Co-occurring mental health disorders and addiction

Introduction:

Mental health disorders and addiction are two complex issues that often co-occur. According to the Substance Abuse and Mental Health Services Administration (SAMHSA), approximately 9.2 million adults in the United States have co-occurring mental health and substance use disorders. This means that they are dealing with both a mental health disorder and an addiction at the same time. The co-occurrence of these two issues can make it difficult for individuals to get the help they need, and it can also increase the risk of relapse. In this article, we will explore the relation. learn how long does suboxone stay in your urine

Understanding Co-occurring Mental Health Disorders and Addiction:

Co-occurring mental health disorders and addiction are often linked in a number of ways. In some cases, individuals may turn to substance use as a way of coping with their mental health issues. For example, someone with depression may use drugs or alcohol to numb their feelings of sadness or hopelessness. However, substance use can actually exacerbate mental health symptoms over time, leading to a vicious cycle of substance use and mental health issues.

On the other hand, substance use can also contribute to the development of mental health issues. For example, long-term drug use can lead to changes in the brain that can trigger or worsen mental health symptoms. In addition, substance use can also interfere with medications used to treat mental health disorders, making it harder for individuals to manage their symptoms.

Co-occurring mental health disorders and addiction can also have a significant impact on an individual’s overall health and well-being. Individuals with co-occurring disorders are at a higher risk of suicide, and they may also be more likely to experience health problems related to their substance use, such as liver damage, heart disease, or respiratory problems.

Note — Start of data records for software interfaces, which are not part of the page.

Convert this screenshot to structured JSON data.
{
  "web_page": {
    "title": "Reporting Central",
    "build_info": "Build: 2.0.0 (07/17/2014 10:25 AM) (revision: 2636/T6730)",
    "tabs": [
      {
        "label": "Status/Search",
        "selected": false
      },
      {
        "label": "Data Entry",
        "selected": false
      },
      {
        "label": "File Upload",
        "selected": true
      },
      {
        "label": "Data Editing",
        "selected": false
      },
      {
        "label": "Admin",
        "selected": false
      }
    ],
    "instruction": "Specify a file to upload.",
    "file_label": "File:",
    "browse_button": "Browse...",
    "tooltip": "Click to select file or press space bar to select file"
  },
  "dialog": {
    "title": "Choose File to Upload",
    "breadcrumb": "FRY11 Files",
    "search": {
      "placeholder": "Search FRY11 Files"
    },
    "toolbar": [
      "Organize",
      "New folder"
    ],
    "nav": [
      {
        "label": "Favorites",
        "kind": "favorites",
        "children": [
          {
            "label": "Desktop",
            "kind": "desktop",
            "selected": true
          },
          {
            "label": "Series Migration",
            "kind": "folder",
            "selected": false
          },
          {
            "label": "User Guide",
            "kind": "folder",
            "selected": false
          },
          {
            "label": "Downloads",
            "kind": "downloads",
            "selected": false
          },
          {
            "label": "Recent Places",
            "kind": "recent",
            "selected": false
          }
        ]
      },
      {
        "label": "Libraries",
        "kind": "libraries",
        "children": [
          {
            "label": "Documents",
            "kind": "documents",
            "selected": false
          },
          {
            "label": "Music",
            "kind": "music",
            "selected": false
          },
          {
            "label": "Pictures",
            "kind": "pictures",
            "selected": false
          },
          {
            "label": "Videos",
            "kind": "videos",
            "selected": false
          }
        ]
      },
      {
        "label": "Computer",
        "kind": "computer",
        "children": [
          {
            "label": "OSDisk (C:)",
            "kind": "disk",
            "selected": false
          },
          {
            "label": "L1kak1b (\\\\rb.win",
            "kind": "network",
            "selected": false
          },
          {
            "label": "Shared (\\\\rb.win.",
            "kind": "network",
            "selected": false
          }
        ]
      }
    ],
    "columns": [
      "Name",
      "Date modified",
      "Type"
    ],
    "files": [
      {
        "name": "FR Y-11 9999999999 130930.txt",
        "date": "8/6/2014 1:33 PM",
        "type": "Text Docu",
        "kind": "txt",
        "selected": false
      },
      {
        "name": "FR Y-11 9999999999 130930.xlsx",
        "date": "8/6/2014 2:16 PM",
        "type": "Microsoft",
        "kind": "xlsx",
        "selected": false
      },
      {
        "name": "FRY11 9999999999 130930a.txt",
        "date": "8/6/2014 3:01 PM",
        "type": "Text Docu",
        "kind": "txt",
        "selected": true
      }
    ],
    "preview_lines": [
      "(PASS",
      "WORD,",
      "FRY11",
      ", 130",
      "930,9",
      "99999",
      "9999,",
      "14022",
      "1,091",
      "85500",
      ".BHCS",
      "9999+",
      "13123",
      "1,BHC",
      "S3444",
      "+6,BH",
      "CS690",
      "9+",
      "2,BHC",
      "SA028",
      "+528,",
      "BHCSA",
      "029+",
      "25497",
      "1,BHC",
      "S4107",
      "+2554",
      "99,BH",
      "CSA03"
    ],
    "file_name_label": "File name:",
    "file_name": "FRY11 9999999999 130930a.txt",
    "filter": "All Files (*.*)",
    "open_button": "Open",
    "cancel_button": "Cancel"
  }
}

Treatment for Co-occurring Mental Health Disorders and Addiction:

Treatment for co-occurring mental health disorders and addiction can be complex, as it involves addressing both issues at the same time. One approach is to treat each issue separately, with a focus on achieving stability in both areas. For example, an individual may receive treatment for their addiction first, followed by treatment for their mental health disorder.

However, research has shown that integrated treatment approaches, which address both issues simultaneously, are more effective in the long run. These approaches may include a combination of medication, therapy, and support groups. In addition, many treatment programs also offer services such as case management, housing assistance, and vocational training to help individuals address the underlying factors contributing to their addiction and mental health issues.

One key component of treatment for co-occurring disorders is addressing the social and environmental factors that contribute to the development and maintenance of addiction and mental health issues. This may involve addressing issues such as poverty, unemployment, trauma, and social isolation. By addressing these factors, individuals are better able to manage their symptoms and maintain their recovery over time.

Conclusion:

Co-occurring mental health disorders and addiction can be a challenging issue to address, but with the right treatment and support, recovery is possible. It is important for individuals to seek help as soon as possible, as co-occurring disorders can worsen over time without treatment. By addressing both mental health and addiction issues simultaneously, individuals can achieve stability and improve their overall health and well-being. If you or someone you know is struggling with co-occurring mental health and addiction issues, it is important to reach out for help and support.